**TASK STATEMENT:** Each record below is to be copied word for word, with pictures removed.

**EXERCISE INPUT:**
--*--
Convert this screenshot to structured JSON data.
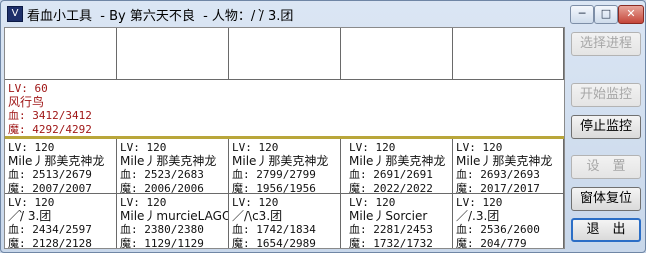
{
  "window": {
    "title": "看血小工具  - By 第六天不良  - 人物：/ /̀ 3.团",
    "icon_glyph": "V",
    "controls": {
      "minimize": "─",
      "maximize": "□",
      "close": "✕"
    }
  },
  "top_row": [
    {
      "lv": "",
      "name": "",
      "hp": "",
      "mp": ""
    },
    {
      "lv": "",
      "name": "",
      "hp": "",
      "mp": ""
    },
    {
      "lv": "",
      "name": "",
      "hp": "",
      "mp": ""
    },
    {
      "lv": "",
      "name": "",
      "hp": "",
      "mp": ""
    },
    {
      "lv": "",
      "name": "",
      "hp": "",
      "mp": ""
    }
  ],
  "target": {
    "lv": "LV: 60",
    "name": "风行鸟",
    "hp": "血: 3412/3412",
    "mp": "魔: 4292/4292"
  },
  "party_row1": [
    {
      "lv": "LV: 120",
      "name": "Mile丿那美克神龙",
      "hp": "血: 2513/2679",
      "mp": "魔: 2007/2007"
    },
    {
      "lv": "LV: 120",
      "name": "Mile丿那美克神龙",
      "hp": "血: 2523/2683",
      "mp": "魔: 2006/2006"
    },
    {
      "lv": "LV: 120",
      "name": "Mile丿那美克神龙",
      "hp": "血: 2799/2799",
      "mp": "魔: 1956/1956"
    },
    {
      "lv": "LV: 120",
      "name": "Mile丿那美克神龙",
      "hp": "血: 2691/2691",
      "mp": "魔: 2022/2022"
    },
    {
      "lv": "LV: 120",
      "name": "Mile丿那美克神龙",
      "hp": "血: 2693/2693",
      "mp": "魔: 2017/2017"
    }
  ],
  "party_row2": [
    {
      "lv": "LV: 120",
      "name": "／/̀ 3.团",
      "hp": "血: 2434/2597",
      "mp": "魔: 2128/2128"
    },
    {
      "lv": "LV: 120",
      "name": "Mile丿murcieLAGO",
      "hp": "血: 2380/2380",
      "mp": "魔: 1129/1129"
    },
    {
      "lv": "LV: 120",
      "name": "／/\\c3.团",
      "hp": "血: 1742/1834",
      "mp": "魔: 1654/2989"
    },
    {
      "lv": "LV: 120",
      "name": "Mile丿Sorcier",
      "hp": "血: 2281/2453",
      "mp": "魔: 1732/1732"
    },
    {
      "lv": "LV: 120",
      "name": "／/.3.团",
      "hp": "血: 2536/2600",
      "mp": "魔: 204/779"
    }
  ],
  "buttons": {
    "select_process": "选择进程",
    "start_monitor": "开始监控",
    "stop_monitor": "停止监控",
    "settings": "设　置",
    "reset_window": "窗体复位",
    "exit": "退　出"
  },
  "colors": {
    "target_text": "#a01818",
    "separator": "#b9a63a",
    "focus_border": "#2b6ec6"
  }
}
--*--
**EXERCISE OUTPUT:**
Convert this screenshot to structured JSON data.
{
  "window": {
    "title": "看血小工具  - By 第六天不良  - 人物：/ /̀ 3.团",
    "icon_glyph": "V",
    "controls": {
      "minimize": "─",
      "maximize": "□",
      "close": "✕"
    }
  },
  "top_row": [
    {
      "lv": "",
      "name": "",
      "hp": "",
      "mp": ""
    },
    {
      "lv": "",
      "name": "",
      "hp": "",
      "mp": ""
    },
    {
      "lv": "",
      "name": "",
      "hp": "",
      "mp": ""
    },
    {
      "lv": "",
      "name": "",
      "hp": "",
      "mp": ""
    },
    {
      "lv": "",
      "name": "",
      "hp": "",
      "mp": ""
    }
  ],
  "target": {
    "lv": "LV: 60",
    "name": "风行鸟",
    "hp": "血: 3412/3412",
    "mp": "魔: 4292/4292"
  },
  "party_row1": [
    {
      "lv": "LV: 120",
      "name": "Mile丿那美克神龙",
      "hp": "血: 2513/2679",
      "mp": "魔: 2007/2007"
    },
    {
      "lv": "LV: 120",
      "name": "Mile丿那美克神龙",
      "hp": "血: 2523/2683",
      "mp": "魔: 2006/2006"
    },
    {
      "lv": "LV: 120",
      "name": "Mile丿那美克神龙",
      "hp": "血: 2799/2799",
      "mp": "魔: 1956/1956"
    },
    {
      "lv": "LV: 120",
      "name": "Mile丿那美克神龙",
      "hp": "血: 2691/2691",
      "mp": "魔: 2022/2022"
    },
    {
      "lv": "LV: 120",
      "name": "Mile丿那美克神龙",
      "hp": "血: 2693/2693",
      "mp": "魔: 2017/2017"
    }
  ],
  "party_row2": [
    {
      "lv": "LV: 120",
      "name": "／/̀ 3.团",
      "hp": "血: 2434/2597",
      "mp": "魔: 2128/2128"
    },
    {
      "lv": "LV: 120",
      "name": "Mile丿murcieLAGO",
      "hp": "血: 2380/2380",
      "mp": "魔: 1129/1129"
    },
    {
      "lv": "LV: 120",
      "name": "／/\\c3.团",
      "hp": "血: 1742/1834",
      "mp": "魔: 1654/2989"
    },
    {
      "lv": "LV: 120",
      "name": "Mile丿Sorcier",
      "hp": "血: 2281/2453",
      "mp": "魔: 1732/1732"
    },
    {
      "lv": "LV: 120",
      "name": "／/.3.团",
      "hp": "血: 2536/2600",
      "mp": "魔: 204/779"
    }
  ],
  "buttons": {
    "select_process": "选择进程",
    "start_monitor": "开始监控",
    "stop_monitor": "停止监控",
    "settings": "设　置",
    "reset_window": "窗体复位",
    "exit": "退　出"
  },
  "colors": {
    "target_text": "#a01818",
    "separator": "#b9a63a",
    "focus_border": "#2b6ec6"
  }
}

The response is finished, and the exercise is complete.